■ What you will do
Each line of the records needs to be written out exactly, with any image left out.

■ Excerpts from a dataset
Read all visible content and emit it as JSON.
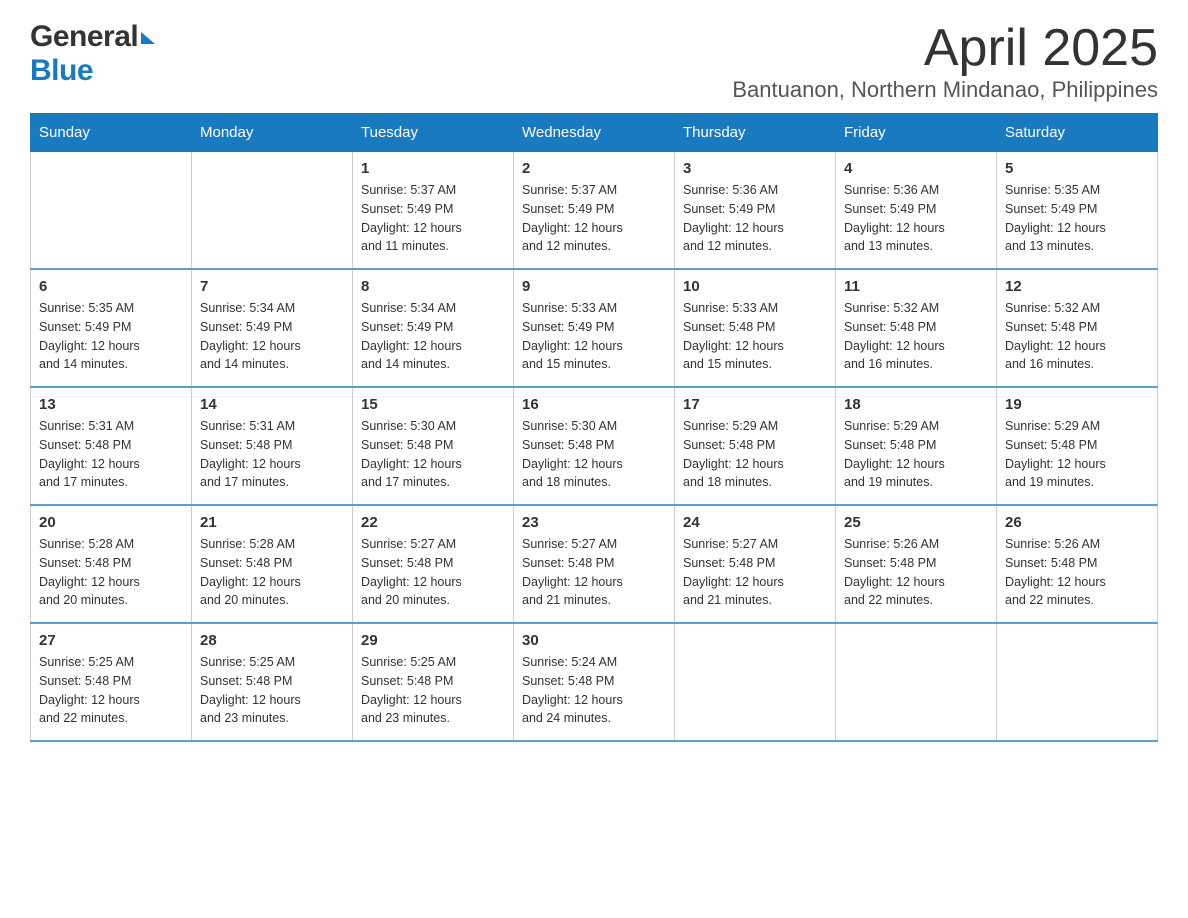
{
  "header": {
    "logo_general": "General",
    "logo_blue": "Blue",
    "month_title": "April 2025",
    "location": "Bantuanon, Northern Mindanao, Philippines"
  },
  "calendar": {
    "days_of_week": [
      "Sunday",
      "Monday",
      "Tuesday",
      "Wednesday",
      "Thursday",
      "Friday",
      "Saturday"
    ],
    "weeks": [
      [
        {
          "day": "",
          "info": ""
        },
        {
          "day": "",
          "info": ""
        },
        {
          "day": "1",
          "info": "Sunrise: 5:37 AM\nSunset: 5:49 PM\nDaylight: 12 hours\nand 11 minutes."
        },
        {
          "day": "2",
          "info": "Sunrise: 5:37 AM\nSunset: 5:49 PM\nDaylight: 12 hours\nand 12 minutes."
        },
        {
          "day": "3",
          "info": "Sunrise: 5:36 AM\nSunset: 5:49 PM\nDaylight: 12 hours\nand 12 minutes."
        },
        {
          "day": "4",
          "info": "Sunrise: 5:36 AM\nSunset: 5:49 PM\nDaylight: 12 hours\nand 13 minutes."
        },
        {
          "day": "5",
          "info": "Sunrise: 5:35 AM\nSunset: 5:49 PM\nDaylight: 12 hours\nand 13 minutes."
        }
      ],
      [
        {
          "day": "6",
          "info": "Sunrise: 5:35 AM\nSunset: 5:49 PM\nDaylight: 12 hours\nand 14 minutes."
        },
        {
          "day": "7",
          "info": "Sunrise: 5:34 AM\nSunset: 5:49 PM\nDaylight: 12 hours\nand 14 minutes."
        },
        {
          "day": "8",
          "info": "Sunrise: 5:34 AM\nSunset: 5:49 PM\nDaylight: 12 hours\nand 14 minutes."
        },
        {
          "day": "9",
          "info": "Sunrise: 5:33 AM\nSunset: 5:49 PM\nDaylight: 12 hours\nand 15 minutes."
        },
        {
          "day": "10",
          "info": "Sunrise: 5:33 AM\nSunset: 5:48 PM\nDaylight: 12 hours\nand 15 minutes."
        },
        {
          "day": "11",
          "info": "Sunrise: 5:32 AM\nSunset: 5:48 PM\nDaylight: 12 hours\nand 16 minutes."
        },
        {
          "day": "12",
          "info": "Sunrise: 5:32 AM\nSunset: 5:48 PM\nDaylight: 12 hours\nand 16 minutes."
        }
      ],
      [
        {
          "day": "13",
          "info": "Sunrise: 5:31 AM\nSunset: 5:48 PM\nDaylight: 12 hours\nand 17 minutes."
        },
        {
          "day": "14",
          "info": "Sunrise: 5:31 AM\nSunset: 5:48 PM\nDaylight: 12 hours\nand 17 minutes."
        },
        {
          "day": "15",
          "info": "Sunrise: 5:30 AM\nSunset: 5:48 PM\nDaylight: 12 hours\nand 17 minutes."
        },
        {
          "day": "16",
          "info": "Sunrise: 5:30 AM\nSunset: 5:48 PM\nDaylight: 12 hours\nand 18 minutes."
        },
        {
          "day": "17",
          "info": "Sunrise: 5:29 AM\nSunset: 5:48 PM\nDaylight: 12 hours\nand 18 minutes."
        },
        {
          "day": "18",
          "info": "Sunrise: 5:29 AM\nSunset: 5:48 PM\nDaylight: 12 hours\nand 19 minutes."
        },
        {
          "day": "19",
          "info": "Sunrise: 5:29 AM\nSunset: 5:48 PM\nDaylight: 12 hours\nand 19 minutes."
        }
      ],
      [
        {
          "day": "20",
          "info": "Sunrise: 5:28 AM\nSunset: 5:48 PM\nDaylight: 12 hours\nand 20 minutes."
        },
        {
          "day": "21",
          "info": "Sunrise: 5:28 AM\nSunset: 5:48 PM\nDaylight: 12 hours\nand 20 minutes."
        },
        {
          "day": "22",
          "info": "Sunrise: 5:27 AM\nSunset: 5:48 PM\nDaylight: 12 hours\nand 20 minutes."
        },
        {
          "day": "23",
          "info": "Sunrise: 5:27 AM\nSunset: 5:48 PM\nDaylight: 12 hours\nand 21 minutes."
        },
        {
          "day": "24",
          "info": "Sunrise: 5:27 AM\nSunset: 5:48 PM\nDaylight: 12 hours\nand 21 minutes."
        },
        {
          "day": "25",
          "info": "Sunrise: 5:26 AM\nSunset: 5:48 PM\nDaylight: 12 hours\nand 22 minutes."
        },
        {
          "day": "26",
          "info": "Sunrise: 5:26 AM\nSunset: 5:48 PM\nDaylight: 12 hours\nand 22 minutes."
        }
      ],
      [
        {
          "day": "27",
          "info": "Sunrise: 5:25 AM\nSunset: 5:48 PM\nDaylight: 12 hours\nand 22 minutes."
        },
        {
          "day": "28",
          "info": "Sunrise: 5:25 AM\nSunset: 5:48 PM\nDaylight: 12 hours\nand 23 minutes."
        },
        {
          "day": "29",
          "info": "Sunrise: 5:25 AM\nSunset: 5:48 PM\nDaylight: 12 hours\nand 23 minutes."
        },
        {
          "day": "30",
          "info": "Sunrise: 5:24 AM\nSunset: 5:48 PM\nDaylight: 12 hours\nand 24 minutes."
        },
        {
          "day": "",
          "info": ""
        },
        {
          "day": "",
          "info": ""
        },
        {
          "day": "",
          "info": ""
        }
      ]
    ]
  }
}
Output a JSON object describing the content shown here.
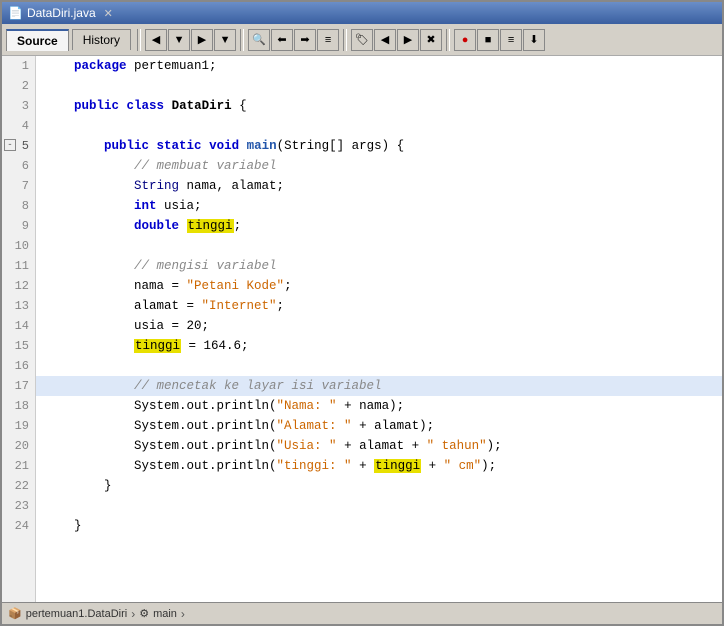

■ Output
Read all visible content and emit it as JSON.
{
  "header": {
    "logo_general": "General",
    "logo_blue": "Blue",
    "month_title": "April 2025",
    "location": "Bantuanon, Northern Mindanao, Philippines"
  },
  "calendar": {
    "days_of_week": [
      "Sunday",
      "Monday",
      "Tuesday",
      "Wednesday",
      "Thursday",
      "Friday",
      "Saturday"
    ],
    "weeks": [
      [
        {
          "day": "",
          "info": ""
        },
        {
          "day": "",
          "info": ""
        },
        {
          "day": "1",
          "info": "Sunrise: 5:37 AM\nSunset: 5:49 PM\nDaylight: 12 hours\nand 11 minutes."
        },
        {
          "day": "2",
          "info": "Sunrise: 5:37 AM\nSunset: 5:49 PM\nDaylight: 12 hours\nand 12 minutes."
        },
        {
          "day": "3",
          "info": "Sunrise: 5:36 AM\nSunset: 5:49 PM\nDaylight: 12 hours\nand 12 minutes."
        },
        {
          "day": "4",
          "info": "Sunrise: 5:36 AM\nSunset: 5:49 PM\nDaylight: 12 hours\nand 13 minutes."
        },
        {
          "day": "5",
          "info": "Sunrise: 5:35 AM\nSunset: 5:49 PM\nDaylight: 12 hours\nand 13 minutes."
        }
      ],
      [
        {
          "day": "6",
          "info": "Sunrise: 5:35 AM\nSunset: 5:49 PM\nDaylight: 12 hours\nand 14 minutes."
        },
        {
          "day": "7",
          "info": "Sunrise: 5:34 AM\nSunset: 5:49 PM\nDaylight: 12 hours\nand 14 minutes."
        },
        {
          "day": "8",
          "info": "Sunrise: 5:34 AM\nSunset: 5:49 PM\nDaylight: 12 hours\nand 14 minutes."
        },
        {
          "day": "9",
          "info": "Sunrise: 5:33 AM\nSunset: 5:49 PM\nDaylight: 12 hours\nand 15 minutes."
        },
        {
          "day": "10",
          "info": "Sunrise: 5:33 AM\nSunset: 5:48 PM\nDaylight: 12 hours\nand 15 minutes."
        },
        {
          "day": "11",
          "info": "Sunrise: 5:32 AM\nSunset: 5:48 PM\nDaylight: 12 hours\nand 16 minutes."
        },
        {
          "day": "12",
          "info": "Sunrise: 5:32 AM\nSunset: 5:48 PM\nDaylight: 12 hours\nand 16 minutes."
        }
      ],
      [
        {
          "day": "13",
          "info": "Sunrise: 5:31 AM\nSunset: 5:48 PM\nDaylight: 12 hours\nand 17 minutes."
        },
        {
          "day": "14",
          "info": "Sunrise: 5:31 AM\nSunset: 5:48 PM\nDaylight: 12 hours\nand 17 minutes."
        },
        {
          "day": "15",
          "info": "Sunrise: 5:30 AM\nSunset: 5:48 PM\nDaylight: 12 hours\nand 17 minutes."
        },
        {
          "day": "16",
          "info": "Sunrise: 5:30 AM\nSunset: 5:48 PM\nDaylight: 12 hours\nand 18 minutes."
        },
        {
          "day": "17",
          "info": "Sunrise: 5:29 AM\nSunset: 5:48 PM\nDaylight: 12 hours\nand 18 minutes."
        },
        {
          "day": "18",
          "info": "Sunrise: 5:29 AM\nSunset: 5:48 PM\nDaylight: 12 hours\nand 19 minutes."
        },
        {
          "day": "19",
          "info": "Sunrise: 5:29 AM\nSunset: 5:48 PM\nDaylight: 12 hours\nand 19 minutes."
        }
      ],
      [
        {
          "day": "20",
          "info": "Sunrise: 5:28 AM\nSunset: 5:48 PM\nDaylight: 12 hours\nand 20 minutes."
        },
        {
          "day": "21",
          "info": "Sunrise: 5:28 AM\nSunset: 5:48 PM\nDaylight: 12 hours\nand 20 minutes."
        },
        {
          "day": "22",
          "info": "Sunrise: 5:27 AM\nSunset: 5:48 PM\nDaylight: 12 hours\nand 20 minutes."
        },
        {
          "day": "23",
          "info": "Sunrise: 5:27 AM\nSunset: 5:48 PM\nDaylight: 12 hours\nand 21 minutes."
        },
        {
          "day": "24",
          "info": "Sunrise: 5:27 AM\nSunset: 5:48 PM\nDaylight: 12 hours\nand 21 minutes."
        },
        {
          "day": "25",
          "info": "Sunrise: 5:26 AM\nSunset: 5:48 PM\nDaylight: 12 hours\nand 22 minutes."
        },
        {
          "day": "26",
          "info": "Sunrise: 5:26 AM\nSunset: 5:48 PM\nDaylight: 12 hours\nand 22 minutes."
        }
      ],
      [
        {
          "day": "27",
          "info": "Sunrise: 5:25 AM\nSunset: 5:48 PM\nDaylight: 12 hours\nand 22 minutes."
        },
        {
          "day": "28",
          "info": "Sunrise: 5:25 AM\nSunset: 5:48 PM\nDaylight: 12 hours\nand 23 minutes."
        },
        {
          "day": "29",
          "info": "Sunrise: 5:25 AM\nSunset: 5:48 PM\nDaylight: 12 hours\nand 23 minutes."
        },
        {
          "day": "30",
          "info": "Sunrise: 5:24 AM\nSunset: 5:48 PM\nDaylight: 12 hours\nand 24 minutes."
        },
        {
          "day": "",
          "info": ""
        },
        {
          "day": "",
          "info": ""
        },
        {
          "day": "",
          "info": ""
        }
      ]
    ]
  }
}
Output a JSON object describing the content shown here.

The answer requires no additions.